Page and application data records:
§

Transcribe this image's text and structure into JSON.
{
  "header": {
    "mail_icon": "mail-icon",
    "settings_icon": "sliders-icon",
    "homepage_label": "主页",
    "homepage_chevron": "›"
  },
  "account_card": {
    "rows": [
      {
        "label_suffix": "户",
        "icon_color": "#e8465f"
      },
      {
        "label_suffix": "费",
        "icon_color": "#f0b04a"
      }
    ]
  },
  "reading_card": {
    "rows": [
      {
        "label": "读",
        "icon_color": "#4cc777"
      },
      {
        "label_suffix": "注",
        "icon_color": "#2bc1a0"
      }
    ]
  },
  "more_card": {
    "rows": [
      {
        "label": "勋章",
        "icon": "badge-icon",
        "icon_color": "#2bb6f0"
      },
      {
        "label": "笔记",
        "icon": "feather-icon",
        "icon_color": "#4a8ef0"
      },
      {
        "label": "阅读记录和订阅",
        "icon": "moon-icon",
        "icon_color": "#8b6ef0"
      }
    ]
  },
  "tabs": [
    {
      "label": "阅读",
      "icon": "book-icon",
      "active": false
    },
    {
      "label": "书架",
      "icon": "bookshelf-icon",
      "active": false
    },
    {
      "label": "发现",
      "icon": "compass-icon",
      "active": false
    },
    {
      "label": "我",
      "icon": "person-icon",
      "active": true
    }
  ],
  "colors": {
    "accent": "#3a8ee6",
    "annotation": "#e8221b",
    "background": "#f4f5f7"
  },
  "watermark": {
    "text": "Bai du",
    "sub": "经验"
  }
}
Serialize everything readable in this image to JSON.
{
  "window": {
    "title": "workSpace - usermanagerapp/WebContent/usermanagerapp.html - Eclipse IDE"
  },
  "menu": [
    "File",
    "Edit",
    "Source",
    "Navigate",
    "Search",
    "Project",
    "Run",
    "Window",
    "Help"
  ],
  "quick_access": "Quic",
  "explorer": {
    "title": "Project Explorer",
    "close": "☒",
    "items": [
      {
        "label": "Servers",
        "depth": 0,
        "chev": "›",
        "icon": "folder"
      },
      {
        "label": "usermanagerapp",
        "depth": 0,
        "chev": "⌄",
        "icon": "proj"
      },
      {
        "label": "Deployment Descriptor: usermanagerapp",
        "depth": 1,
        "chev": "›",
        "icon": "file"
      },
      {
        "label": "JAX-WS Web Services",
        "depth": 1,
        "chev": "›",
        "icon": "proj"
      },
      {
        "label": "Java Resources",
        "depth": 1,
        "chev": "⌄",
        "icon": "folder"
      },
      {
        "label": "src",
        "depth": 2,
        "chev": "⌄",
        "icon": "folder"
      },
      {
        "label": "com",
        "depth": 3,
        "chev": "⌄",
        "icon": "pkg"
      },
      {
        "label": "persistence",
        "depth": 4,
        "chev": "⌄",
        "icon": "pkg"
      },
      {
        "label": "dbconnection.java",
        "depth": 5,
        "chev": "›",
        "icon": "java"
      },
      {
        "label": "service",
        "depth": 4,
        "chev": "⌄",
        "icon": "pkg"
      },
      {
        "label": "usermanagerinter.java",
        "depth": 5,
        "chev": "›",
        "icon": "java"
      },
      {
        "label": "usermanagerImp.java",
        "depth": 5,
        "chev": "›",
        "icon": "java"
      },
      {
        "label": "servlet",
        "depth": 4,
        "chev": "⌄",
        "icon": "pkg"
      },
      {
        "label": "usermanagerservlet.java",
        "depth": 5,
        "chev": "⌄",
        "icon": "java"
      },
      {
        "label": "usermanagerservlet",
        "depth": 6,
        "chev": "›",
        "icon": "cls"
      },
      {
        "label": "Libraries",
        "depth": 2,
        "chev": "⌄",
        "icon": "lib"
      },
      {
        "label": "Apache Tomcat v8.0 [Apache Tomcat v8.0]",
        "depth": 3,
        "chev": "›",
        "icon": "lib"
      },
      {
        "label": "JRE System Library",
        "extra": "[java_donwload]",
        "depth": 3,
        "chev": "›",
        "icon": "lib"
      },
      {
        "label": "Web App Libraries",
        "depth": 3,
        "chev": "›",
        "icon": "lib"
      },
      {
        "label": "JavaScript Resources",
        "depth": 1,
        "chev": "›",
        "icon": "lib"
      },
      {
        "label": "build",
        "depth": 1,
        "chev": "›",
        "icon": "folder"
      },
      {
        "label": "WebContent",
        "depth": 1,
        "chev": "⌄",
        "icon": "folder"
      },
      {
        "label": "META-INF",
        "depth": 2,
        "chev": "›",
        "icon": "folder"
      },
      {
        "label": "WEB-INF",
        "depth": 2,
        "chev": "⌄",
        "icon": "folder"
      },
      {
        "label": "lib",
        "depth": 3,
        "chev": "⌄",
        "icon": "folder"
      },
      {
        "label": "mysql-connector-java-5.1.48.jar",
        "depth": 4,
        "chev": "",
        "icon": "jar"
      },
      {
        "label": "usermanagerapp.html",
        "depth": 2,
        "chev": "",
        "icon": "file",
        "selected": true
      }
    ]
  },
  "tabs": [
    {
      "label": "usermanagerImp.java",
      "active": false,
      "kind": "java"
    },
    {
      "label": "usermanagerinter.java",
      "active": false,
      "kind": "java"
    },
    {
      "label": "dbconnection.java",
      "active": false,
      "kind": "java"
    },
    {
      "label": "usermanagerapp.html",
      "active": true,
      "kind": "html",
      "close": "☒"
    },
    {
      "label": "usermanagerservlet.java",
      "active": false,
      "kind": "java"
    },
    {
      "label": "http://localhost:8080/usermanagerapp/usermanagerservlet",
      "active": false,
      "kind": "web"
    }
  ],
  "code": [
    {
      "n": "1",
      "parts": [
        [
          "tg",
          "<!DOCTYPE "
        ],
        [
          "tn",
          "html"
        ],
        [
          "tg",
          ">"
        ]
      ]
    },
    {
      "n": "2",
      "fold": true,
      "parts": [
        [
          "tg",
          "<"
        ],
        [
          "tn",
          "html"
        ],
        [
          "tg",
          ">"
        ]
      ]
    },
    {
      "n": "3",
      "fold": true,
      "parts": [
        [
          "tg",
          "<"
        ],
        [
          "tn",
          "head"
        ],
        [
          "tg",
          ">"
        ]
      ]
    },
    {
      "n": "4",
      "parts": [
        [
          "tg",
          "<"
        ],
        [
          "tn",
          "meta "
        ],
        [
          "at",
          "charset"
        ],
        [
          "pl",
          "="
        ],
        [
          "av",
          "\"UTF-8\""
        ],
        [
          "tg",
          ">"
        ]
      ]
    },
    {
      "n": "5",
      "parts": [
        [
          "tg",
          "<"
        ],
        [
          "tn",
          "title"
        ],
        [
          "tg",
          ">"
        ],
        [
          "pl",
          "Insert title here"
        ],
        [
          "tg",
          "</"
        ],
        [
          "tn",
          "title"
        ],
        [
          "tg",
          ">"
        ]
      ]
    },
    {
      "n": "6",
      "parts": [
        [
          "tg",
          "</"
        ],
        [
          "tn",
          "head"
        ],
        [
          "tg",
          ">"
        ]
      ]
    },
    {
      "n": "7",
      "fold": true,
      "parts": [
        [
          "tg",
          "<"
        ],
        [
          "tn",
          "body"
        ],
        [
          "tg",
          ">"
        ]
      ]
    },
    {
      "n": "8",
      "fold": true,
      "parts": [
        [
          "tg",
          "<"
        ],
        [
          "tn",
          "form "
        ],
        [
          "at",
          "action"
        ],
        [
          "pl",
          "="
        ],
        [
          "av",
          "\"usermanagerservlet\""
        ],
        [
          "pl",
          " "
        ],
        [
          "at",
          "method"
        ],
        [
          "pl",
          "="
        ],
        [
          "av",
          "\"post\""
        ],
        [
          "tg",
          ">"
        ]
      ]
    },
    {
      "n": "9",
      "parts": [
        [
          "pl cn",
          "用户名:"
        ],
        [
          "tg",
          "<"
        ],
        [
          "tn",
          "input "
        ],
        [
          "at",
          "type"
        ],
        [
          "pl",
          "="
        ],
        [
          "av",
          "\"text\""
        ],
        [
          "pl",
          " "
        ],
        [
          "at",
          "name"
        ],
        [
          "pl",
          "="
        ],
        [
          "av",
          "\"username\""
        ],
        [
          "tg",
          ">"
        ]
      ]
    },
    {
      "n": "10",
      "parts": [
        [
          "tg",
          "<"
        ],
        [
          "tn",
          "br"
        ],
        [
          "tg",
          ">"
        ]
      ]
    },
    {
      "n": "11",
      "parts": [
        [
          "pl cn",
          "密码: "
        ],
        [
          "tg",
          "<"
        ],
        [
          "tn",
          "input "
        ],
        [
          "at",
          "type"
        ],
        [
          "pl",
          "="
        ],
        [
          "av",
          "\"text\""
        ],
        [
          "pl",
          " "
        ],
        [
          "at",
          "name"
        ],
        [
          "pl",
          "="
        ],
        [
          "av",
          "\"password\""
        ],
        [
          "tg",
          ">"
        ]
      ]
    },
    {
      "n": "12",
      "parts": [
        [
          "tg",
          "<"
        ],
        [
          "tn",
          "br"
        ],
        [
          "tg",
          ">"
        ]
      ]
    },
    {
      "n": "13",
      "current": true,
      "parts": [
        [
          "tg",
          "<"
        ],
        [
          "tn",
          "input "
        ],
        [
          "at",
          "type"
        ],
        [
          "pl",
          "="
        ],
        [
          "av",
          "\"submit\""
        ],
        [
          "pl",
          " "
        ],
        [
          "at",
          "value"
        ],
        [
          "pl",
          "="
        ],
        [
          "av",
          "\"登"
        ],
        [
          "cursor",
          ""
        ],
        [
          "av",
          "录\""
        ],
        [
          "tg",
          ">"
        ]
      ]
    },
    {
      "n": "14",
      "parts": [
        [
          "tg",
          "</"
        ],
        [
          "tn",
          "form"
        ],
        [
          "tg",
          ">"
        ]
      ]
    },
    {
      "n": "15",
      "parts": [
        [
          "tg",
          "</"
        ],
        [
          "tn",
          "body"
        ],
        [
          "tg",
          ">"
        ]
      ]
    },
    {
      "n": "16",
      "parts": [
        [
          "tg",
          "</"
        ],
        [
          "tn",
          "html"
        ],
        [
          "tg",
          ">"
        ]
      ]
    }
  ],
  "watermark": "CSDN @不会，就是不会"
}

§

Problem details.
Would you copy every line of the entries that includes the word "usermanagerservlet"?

Solution to this exercise.
        "label": "usermanagerservlet.java",
        "label": "usermanagerservlet",
      "label": "usermanagerservlet.java",
      "label": "http://localhost:8080/usermanagerapp/usermanagerservlet",
          "\"usermanagerservlet\""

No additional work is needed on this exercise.